Diagnosing acid reflux disease

You’ll need to schedule an appointment with your doctor to discuss your symptoms in order to be diagnosed with GERD. Your doctor will do a physical examination and may also prescribe the following tests:

  • Endoscopy: This procedure allows a flexible tube with a light and a small camera to be placed down the throat to view the esophagus and stomach from the inside. If a tissue sample (biopsy) is required, it can be collected during an endoscopy.
  • pH monitoring: This test looks for esophageal acid buildup from stomach acid.
  • Motility testing: This check to see how well the esophagus is working. One uses a catheter, a thin, flexible tube, to enter the body through the nose, travel through the esophagus, and into the stomach.

Treating heartburn and acid reflux

Doctors often recommend adjusting a patient’s lifestyle in order to help with GERD management and symptom relief:

  • staying at a healthy weight (if relevant)
  • If you smoke, you should stop.
  • Keeping evening meals light and avoiding heavy ones
  • waiting a couple of hours after a meal before going to sleep
  • Resting with your head propped up (by raising the head of your bed 6-8 inches)
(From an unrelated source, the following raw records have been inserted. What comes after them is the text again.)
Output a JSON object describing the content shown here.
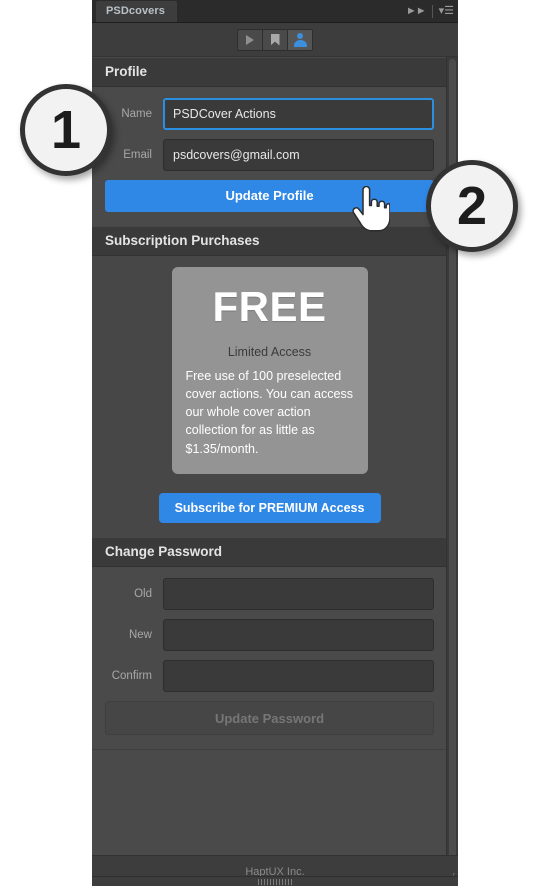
{
  "panel": {
    "tab_label": "PSDcovers",
    "collapse_icon": "double-chevron-right",
    "menu_icon": "panel-menu",
    "toolbar": [
      {
        "name": "play-button",
        "icon": "play-icon",
        "active": false
      },
      {
        "name": "bookmark-button",
        "icon": "bookmark-icon",
        "active": false
      },
      {
        "name": "account-button",
        "icon": "person-icon",
        "active": true
      }
    ],
    "footer_text": "HaptUX Inc."
  },
  "profile": {
    "header": "Profile",
    "name_label": "Name",
    "name_value": "PSDCover Actions",
    "name_placeholder": "Name",
    "email_label": "Email",
    "email_value": "psdcovers@gmail.com",
    "email_placeholder": "Email",
    "update_button": "Update Profile"
  },
  "subscription": {
    "header": "Subscription Purchases",
    "plan_title": "FREE",
    "plan_subtitle": "Limited Access",
    "plan_description": "Free use of 100 preselected cover actions. You can access our whole cover action collection for as little as $1.35/month.",
    "subscribe_button": "Subscribe for PREMIUM Access"
  },
  "change_password": {
    "header": "Change Password",
    "old_label": "Old",
    "old_value": "",
    "old_placeholder": "",
    "new_label": "New",
    "new_value": "",
    "new_placeholder": "",
    "confirm_label": "Confirm",
    "confirm_value": "",
    "confirm_placeholder": "",
    "update_button": "Update Password"
  },
  "callouts": [
    {
      "number": "1"
    },
    {
      "number": "2"
    }
  ],
  "colors": {
    "accent_blue": "#2f87e6",
    "focus_blue": "#2a8fe0",
    "panel_bg": "#3d3d3d",
    "section_bg": "#4a4a4a",
    "card_grey": "#949494"
  }
}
The following over-the-counter (OTC) drugs are ones your doctor may recommend. It’s important to discuss the potential risks and benefits of each medicine with your doctor in order to choose which one is right for you.
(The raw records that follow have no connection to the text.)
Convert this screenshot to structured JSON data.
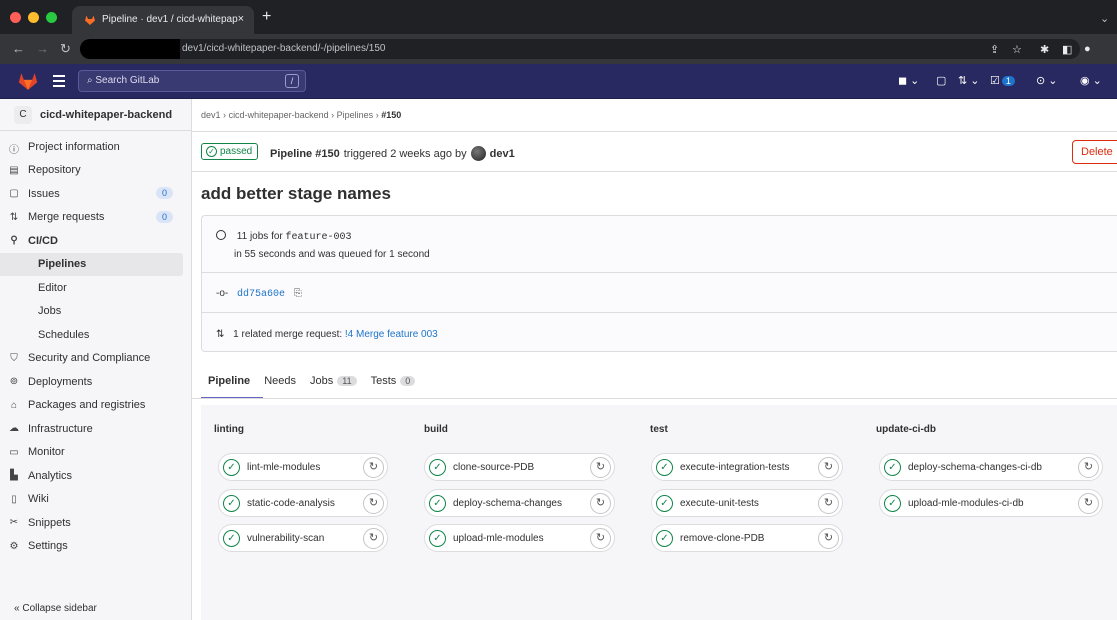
{
  "browser": {
    "tab_title": "Pipeline · dev1 / cicd-whitepap",
    "tab_close": "×",
    "new_tab": "+",
    "url": "dev1/cicd-whitepaper-backend/-/pipelines/150"
  },
  "topbar": {
    "search_placeholder": "Search GitLab",
    "search_shortcut": "/",
    "todo_count": "1"
  },
  "sidebar": {
    "project_initial": "C",
    "project_name": "cicd-whitepaper-backend",
    "items": [
      {
        "label": "Project information",
        "icon": "info-icon"
      },
      {
        "label": "Repository",
        "icon": "file-icon"
      },
      {
        "label": "Issues",
        "icon": "issues-icon",
        "count": "0"
      },
      {
        "label": "Merge requests",
        "icon": "merge-request-icon",
        "count": "0"
      },
      {
        "label": "CI/CD",
        "icon": "rocket-icon"
      },
      {
        "label": "Pipelines"
      },
      {
        "label": "Editor"
      },
      {
        "label": "Jobs"
      },
      {
        "label": "Schedules"
      },
      {
        "label": "Security and Compliance",
        "icon": "shield-icon"
      },
      {
        "label": "Deployments",
        "icon": "deployments-icon"
      },
      {
        "label": "Packages and registries",
        "icon": "package-icon"
      },
      {
        "label": "Infrastructure",
        "icon": "cloud-icon"
      },
      {
        "label": "Monitor",
        "icon": "monitor-icon"
      },
      {
        "label": "Analytics",
        "icon": "chart-icon"
      },
      {
        "label": "Wiki",
        "icon": "book-icon"
      },
      {
        "label": "Snippets",
        "icon": "scissors-icon"
      },
      {
        "label": "Settings",
        "icon": "gear-icon"
      }
    ],
    "collapse_label": "Collapse sidebar"
  },
  "breadcrumb": {
    "items": [
      "dev1",
      "cicd-whitepaper-backend",
      "Pipelines"
    ],
    "current": "#150",
    "sep": "›"
  },
  "pipeline": {
    "status": "passed",
    "name": "Pipeline #150",
    "triggered": "triggered 2 weeks ago by",
    "user": "dev1",
    "delete_label": "Delete",
    "title": "add better stage names",
    "jobs_for": "11 jobs for",
    "branch": "feature-003",
    "duration": "in 55 seconds and was queued for 1 second",
    "commit": "dd75a60e",
    "mr_text": "1 related merge request:",
    "mr_link": "!4 Merge feature 003"
  },
  "tabs": [
    {
      "label": "Pipeline"
    },
    {
      "label": "Needs"
    },
    {
      "label": "Jobs",
      "count": "11"
    },
    {
      "label": "Tests",
      "count": "0"
    }
  ],
  "stages": [
    {
      "name": "linting",
      "jobs": [
        "lint-mle-modules",
        "static-code-analysis",
        "vulnerability-scan"
      ]
    },
    {
      "name": "build",
      "jobs": [
        "clone-source-PDB",
        "deploy-schema-changes",
        "upload-mle-modules"
      ]
    },
    {
      "name": "test",
      "jobs": [
        "execute-integration-tests",
        "execute-unit-tests",
        "remove-clone-PDB"
      ]
    },
    {
      "name": "update-ci-db",
      "jobs": [
        "deploy-schema-changes-ci-db",
        "upload-mle-modules-ci-db"
      ]
    }
  ],
  "colors": {
    "success": "#108548",
    "nav": "#292961",
    "link": "#1f75cb",
    "danger": "#dd2b0e"
  }
}
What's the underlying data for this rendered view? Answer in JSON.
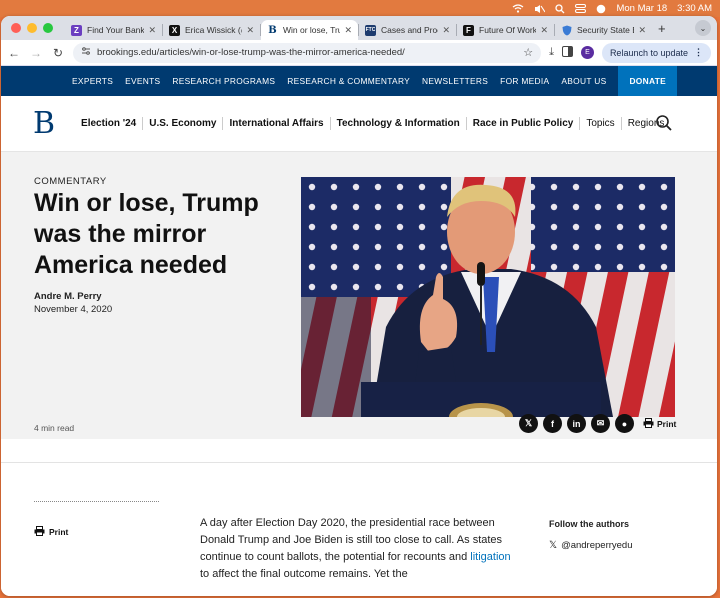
{
  "menubar": {
    "date": "Mon Mar 18",
    "time": "3:30 AM"
  },
  "tabs": [
    {
      "label": "Find Your Bank | ",
      "favicon": "Z",
      "color": "#6b3fc0",
      "active": false
    },
    {
      "label": "Erica Wissick (@",
      "favicon": "X",
      "color": "#111111",
      "active": false
    },
    {
      "label": "Win or lose, Trum",
      "favicon": "B",
      "color": "#ffffff",
      "active": true
    },
    {
      "label": "Cases and Proce",
      "favicon": "FTC",
      "color": "#1d3b6e",
      "active": false
    },
    {
      "label": "Future Of Work",
      "favicon": "F",
      "color": "#111111",
      "active": false
    },
    {
      "label": "Security State B",
      "favicon": "shield",
      "color": "#3a7bd5",
      "active": false
    }
  ],
  "toolbar": {
    "url": "brookings.edu/articles/win-or-lose-trump-was-the-mirror-america-needed/",
    "relaunch_label": "Relaunch to update",
    "avatar_letter": "E"
  },
  "topnav": {
    "items": [
      "EXPERTS",
      "EVENTS",
      "RESEARCH PROGRAMS",
      "RESEARCH & COMMENTARY",
      "NEWSLETTERS",
      "FOR MEDIA",
      "ABOUT US"
    ],
    "donate": "DONATE",
    "bg_color": "#003a70"
  },
  "mainnav": {
    "logo": "B",
    "items": [
      {
        "label": "Election '24",
        "bold": true
      },
      {
        "label": "U.S. Economy",
        "bold": true
      },
      {
        "label": "International Affairs",
        "bold": true
      },
      {
        "label": "Technology & Information",
        "bold": true
      },
      {
        "label": "Race in Public Policy",
        "bold": true
      },
      {
        "label": "Topics",
        "bold": false
      },
      {
        "label": "Regions",
        "bold": false
      }
    ]
  },
  "hero": {
    "kicker": "COMMENTARY",
    "headline": "Win or lose, Trump was the mirror America needed",
    "author": "Andre M. Perry",
    "date": "November 4, 2020"
  },
  "sharebar": {
    "read_time": "4 min read",
    "share_icons": [
      "x-icon",
      "facebook-icon",
      "linkedin-icon",
      "email-icon",
      "reddit-icon"
    ],
    "share_glyphs": [
      "𝕏",
      "f",
      "in",
      "✉",
      "●"
    ],
    "print_label": "Print"
  },
  "article": {
    "print_label": "Print",
    "body_before_link": "A day after Election Day 2020, the presidential race between Donald Trump and Joe Biden is still too close to call. As states continue to count ballots, the potential for recounts and ",
    "body_link": "litigation",
    "body_after_link": " to affect the final outcome remains. Yet the",
    "follow_label": "Follow the authors",
    "author_handle": "@andreperryedu"
  }
}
Acid reflux and GERD symptoms are often moderate and treated with antacids like Tums. But, you may need a stronger medicine if you find yourself taking antacids on a daily basis.

H2 receptor blockers

Pepcid AC and similar H2 blockers are effective in reducing gastric acid production according to the best doctors. Over-the-counter (OTC) H2 blockers are common, and stronger versions of these drugs are available with a prescription.

It’s worth noting that the FDA has just recalled ranitidine, an H2 blocker because it contains the carcinogenic chemical N-Nitrosodimethylamine (NDMA).

Proton pump inhibitors (PPIs)

Acid production in the stomach can also be reduced by PPIs like Prilosec. When it comes to repairing the esophageal lining, which might get damaged when someone has GERD for a while, they are more effective than H2 blockers.

Several PPIs, including H2 blockers, are available over-the-counter, and your doctor may prescribe a stronger version if necessary.

What are some of the risks associated with GERD?

In addition to GERD, untreated acid reflux can cause a host of additional symptoms and complications. Such things could include:

  • Esophagitis. The acid in the stomach can irritate the esophagus and lead to this condition.
  • Esophageal strictures are a narrowing of the esophagus. If you have trouble swallowing, this may be the case.
  • Discomfort in breathing. This occurs when food or other stomach contents go up the esophagus and into the lungs.
  • Barret’s esophagus. The esophageal lining is negatively impacted. Esophageal cancer is a possible outcome in certain people who suffer from this condition.


Acid reflux, also called heartburn, is a condition that affects millions of people worldwide. In most cases, over-the-counter antacids and minor lifestyle adjustments, such as not lying down for a few hours after eating, will alleviate these infrequent but uncomfortable episodes. Speak to your gastroenterologist doctor if you think one of your medications is causing heartburn, or if you get heartburn more than twice a week despite making minor lifestyle adjustments. Never adjust or stop taking a medication without first consulting your doctor.


1. When should I contact my doctor for acid reflux?

Call your doctor if you get acid reflux/heartburn more than twice a week for more than a few weeks, despite taking heartburn and antacids on a regular basis.

2. What causes heartburn during pregnancy?

Up to 45 percent of pregnant women suffer from acid reflux. The hormone progesterone rises during pregnancy, and it relaxes the sphincter between the stomach and the esophagus, allowing acid reflux to occur.

3. What are the prospects for GERD?

The signs and symptoms of GERD are controllable. You may be able to reduce the severity of your GERD symptoms by making certain changes to your diet and sleeping routine and by using the medication as directed.